Your forth reason to be involved: Not only will you learn new technical ways of working. Often open source communities span multiple continents, cultures, timezones, companies. “Let’s have a quick call to discuss this.” doesn’t scale. Neither does any kind of coffee-machine/ desk-bound conversation. Instead methods had to be found to build bridges across these gaps - and find a way to collaborate that builds a tide that lifts the boats of everyone. As a result not only will you see communication that puts a strong emphasis on async. You will also see very intentional use of in-person communication. You will also see very intentional way of negotiating features rooted in the economics of vendor neutrality.

So how exactly do I get started again? #

Here’s your checklist:

Based on your business interest and risk - but also based on your personal interest - chose an open source project that you want to dedicated an hour or two per week to. Then:
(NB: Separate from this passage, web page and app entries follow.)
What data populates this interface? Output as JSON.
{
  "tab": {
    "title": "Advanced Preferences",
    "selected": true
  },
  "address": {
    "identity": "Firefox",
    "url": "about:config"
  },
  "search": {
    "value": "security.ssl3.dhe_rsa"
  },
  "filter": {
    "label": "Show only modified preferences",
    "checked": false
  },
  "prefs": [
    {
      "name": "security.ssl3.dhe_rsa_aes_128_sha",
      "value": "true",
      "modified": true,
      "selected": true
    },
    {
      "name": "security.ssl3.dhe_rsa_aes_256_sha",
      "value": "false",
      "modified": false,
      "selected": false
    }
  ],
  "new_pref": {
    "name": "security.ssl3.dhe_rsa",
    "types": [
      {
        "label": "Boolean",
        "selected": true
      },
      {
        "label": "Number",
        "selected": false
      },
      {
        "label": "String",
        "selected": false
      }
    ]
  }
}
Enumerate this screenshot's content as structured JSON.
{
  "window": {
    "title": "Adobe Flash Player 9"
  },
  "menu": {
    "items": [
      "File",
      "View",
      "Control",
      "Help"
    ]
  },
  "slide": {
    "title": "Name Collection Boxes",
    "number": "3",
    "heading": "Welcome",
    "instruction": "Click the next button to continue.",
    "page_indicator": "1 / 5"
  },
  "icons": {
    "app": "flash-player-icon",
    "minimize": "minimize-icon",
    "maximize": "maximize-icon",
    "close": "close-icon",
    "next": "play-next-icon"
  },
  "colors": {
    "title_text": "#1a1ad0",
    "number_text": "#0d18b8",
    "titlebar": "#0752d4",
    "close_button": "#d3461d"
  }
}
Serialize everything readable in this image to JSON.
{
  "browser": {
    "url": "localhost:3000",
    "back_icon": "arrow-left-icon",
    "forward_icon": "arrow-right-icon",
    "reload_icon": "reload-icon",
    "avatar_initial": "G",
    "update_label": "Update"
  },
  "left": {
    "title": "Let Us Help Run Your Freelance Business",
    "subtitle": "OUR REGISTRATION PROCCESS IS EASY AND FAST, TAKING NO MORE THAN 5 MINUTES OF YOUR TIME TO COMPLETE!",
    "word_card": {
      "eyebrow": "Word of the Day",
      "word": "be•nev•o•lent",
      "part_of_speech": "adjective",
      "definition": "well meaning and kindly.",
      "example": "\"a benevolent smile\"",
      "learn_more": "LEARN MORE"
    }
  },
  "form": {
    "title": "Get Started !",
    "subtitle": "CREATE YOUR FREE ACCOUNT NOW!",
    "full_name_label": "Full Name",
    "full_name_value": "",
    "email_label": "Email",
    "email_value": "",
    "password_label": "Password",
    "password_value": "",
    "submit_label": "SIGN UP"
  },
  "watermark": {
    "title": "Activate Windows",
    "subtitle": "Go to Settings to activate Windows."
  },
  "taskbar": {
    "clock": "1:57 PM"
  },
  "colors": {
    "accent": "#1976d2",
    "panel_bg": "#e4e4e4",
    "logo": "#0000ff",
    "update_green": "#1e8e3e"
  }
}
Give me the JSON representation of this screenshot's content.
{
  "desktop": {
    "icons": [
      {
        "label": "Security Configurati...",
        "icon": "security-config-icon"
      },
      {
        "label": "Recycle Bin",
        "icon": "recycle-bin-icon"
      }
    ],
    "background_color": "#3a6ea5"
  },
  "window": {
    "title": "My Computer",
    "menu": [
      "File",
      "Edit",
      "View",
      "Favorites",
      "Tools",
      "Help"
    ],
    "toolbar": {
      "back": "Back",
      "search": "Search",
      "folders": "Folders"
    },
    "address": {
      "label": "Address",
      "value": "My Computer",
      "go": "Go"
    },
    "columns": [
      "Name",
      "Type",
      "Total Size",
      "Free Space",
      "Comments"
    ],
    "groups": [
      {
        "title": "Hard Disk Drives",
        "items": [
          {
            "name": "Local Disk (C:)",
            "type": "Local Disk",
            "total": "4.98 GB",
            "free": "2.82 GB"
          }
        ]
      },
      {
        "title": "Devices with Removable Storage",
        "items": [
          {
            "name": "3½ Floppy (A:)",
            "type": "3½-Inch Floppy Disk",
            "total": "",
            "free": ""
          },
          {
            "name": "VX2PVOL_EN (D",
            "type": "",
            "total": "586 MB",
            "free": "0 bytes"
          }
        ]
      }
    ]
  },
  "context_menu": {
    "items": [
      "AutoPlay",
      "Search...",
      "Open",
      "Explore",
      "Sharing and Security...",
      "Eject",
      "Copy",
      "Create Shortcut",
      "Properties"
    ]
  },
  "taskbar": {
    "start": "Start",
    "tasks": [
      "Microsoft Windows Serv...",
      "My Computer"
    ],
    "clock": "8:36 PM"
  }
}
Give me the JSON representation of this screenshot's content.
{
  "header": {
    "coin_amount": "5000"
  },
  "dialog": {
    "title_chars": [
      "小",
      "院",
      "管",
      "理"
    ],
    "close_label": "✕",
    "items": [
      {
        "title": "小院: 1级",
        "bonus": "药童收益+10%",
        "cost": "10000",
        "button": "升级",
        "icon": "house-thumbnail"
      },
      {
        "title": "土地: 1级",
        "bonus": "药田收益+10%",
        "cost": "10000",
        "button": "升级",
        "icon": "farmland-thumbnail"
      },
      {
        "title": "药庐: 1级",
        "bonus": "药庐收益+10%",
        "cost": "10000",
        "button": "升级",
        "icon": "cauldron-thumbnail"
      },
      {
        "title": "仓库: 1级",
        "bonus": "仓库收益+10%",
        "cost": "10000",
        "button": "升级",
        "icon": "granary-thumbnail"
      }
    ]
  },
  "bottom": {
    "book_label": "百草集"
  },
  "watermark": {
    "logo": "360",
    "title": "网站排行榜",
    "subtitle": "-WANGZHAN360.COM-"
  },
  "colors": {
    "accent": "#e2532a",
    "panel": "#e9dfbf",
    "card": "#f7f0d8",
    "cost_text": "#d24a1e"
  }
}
  • Figure out where to find your favourite project: Where do they host version control? Where’s the issue tracker? Where’s the webpage? Is there a “how to contribute” document anywhere in the sourcecode or on the webpage?
  • Based on the information gathered above, figure out how to best join the conversation of your project. Most likely only knowing where PRs and issues come in is far from enough.
  • Follow the conversations for a couple weeks.
  • Notice how you naturally start answering questions of others.
  • Notice how after a bit of time potential for modifications is obvious.
  • Notice also how friction to send a ping when a PR falls through the cracks reduces substantially because you know the people involved as well as their constraints.

Finally: Watch out for chances to meet in person - or over a virtual cup of tea :)

Gaining by sharing and building bridges #

As a result I tend to emphasize the chance to gain by sharing in open source. In addition through participation you will be able to build bridges - not only to the project itself. By practising to change your perspective that will also become a lot easier when communicating across the limits of your own local team.